It is so easy to want to call when a tom sounds off with a gobble. However, staying quiet when he gobbles and only calling when other hens call will result in the discovery that a “henned-up” gobbler isn’t so bad after all.
MAKE DECOYS IRRESISTIBLE
Decoy placement is crucial to make them effective. A lot of hunters have decoys, however, they do not use a strategy when placing them, or don’t put them out at all. When placing decoys, I will use a half-strut jake, an upright hen and a feeding hen. I want a gobbler to see the decoys and want to come check them out so I place them where they are irresistible to a gobbler.
My favorite setup is putting the upright hen directly on the ground in a breeding position. Directly behind her I put the half-strut jake. This setup simulates a hen that is ready to breed. When a gobbler sees the jake in position to breed a hen, he will come into this setup ready to fight; this tactic obviously makes him come in quickly, without hesitating.
The feeding hen is usually placed 5 to 6 feet from the breeding pair. The only reason I place the third decoy is to draw more attention; at longer distances the third decoy provides a bigger grouping for turkeys to see. Remember to place decoys in an open area, such as a field, logging road, or on top of a hill. If turkeys can’t see them from a longer distance, it defeats the purpose.
One of the most talked-about tactics over the past few years is turkey reaping, also known as turkey fanning. This is when a fan from a strutting gobbler or a full-strut decoy is used to crawl toward a gobbler. While this can be effective, it can also be dangerous if not done properly.
Most turkey hunters have been in a situation where a gobbler is in an open field with other turkeys. And even after making every call known to man, the bird just won’t come in. That is the time for this tactic, but it is not my favorite. In fact, the only time I recommend trying this is on private land in an open field, and only with a partner for safety.
Turkey hunters are after gobblers so if not in an open area where other hunters can identify the target, the risk of another hunter mistaking you for a real gobbler increases dramatically. Reaping will work in the right situation; just be sure to think safety first.
One of the most frustrating moments in turkey hunting is putting in the scouting and getting up early every morning to hunt, only to come home empty-handed.

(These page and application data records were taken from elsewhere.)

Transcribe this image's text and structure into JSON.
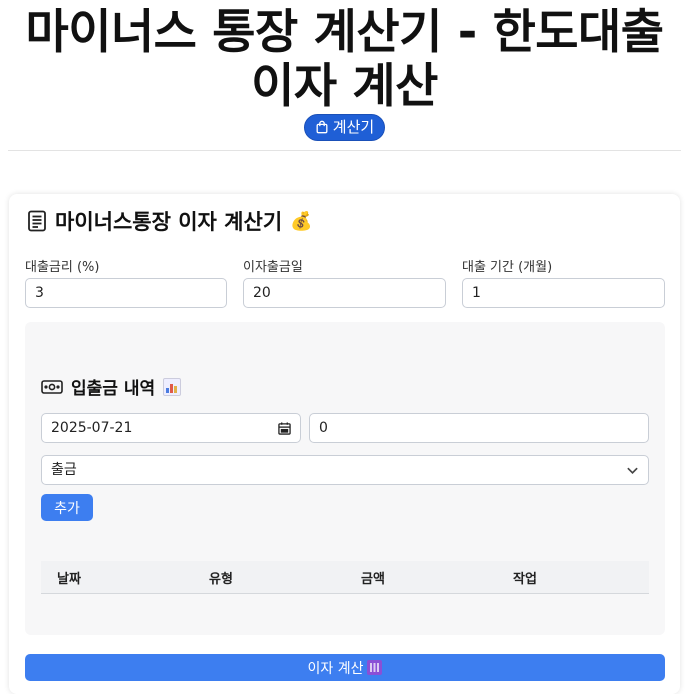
{
  "header": {
    "title": "마이너스 통장 계산기 - 한도대출 이자 계산",
    "badge_label": "계산기"
  },
  "calculator": {
    "title": "마이너스통장 이자 계산기",
    "title_emoji": "💰",
    "fields": [
      {
        "label": "대출금리 (%)",
        "value": "3"
      },
      {
        "label": "이자출금일",
        "value": "20"
      },
      {
        "label": "대출 기간 (개월)",
        "value": "1"
      }
    ],
    "transactions": {
      "title": "입출금 내역",
      "date_value": "2025-07-21",
      "amount_value": "0",
      "type_selected": "출금",
      "add_label": "추가",
      "columns": [
        "날짜",
        "유형",
        "금액",
        "작업"
      ],
      "rows": []
    },
    "calculate_label": "이자 계산"
  },
  "colors": {
    "primary": "#3d7ef0",
    "badge": "#1f5fd6",
    "panel": "#f7f7f8"
  },
  "icons": {
    "badge": "shopping-bag-icon",
    "card_title": "document-icon",
    "transactions": "cash-icon",
    "date": "calendar-icon",
    "select": "chevron-down-icon"
  }
}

It is easy to blame an unsuccessful hunt on hard-to-hunt gobblers, or henned-up gobblers. By using these few turkey hunting tips your “hung-up” gobblers should become a thing of the past.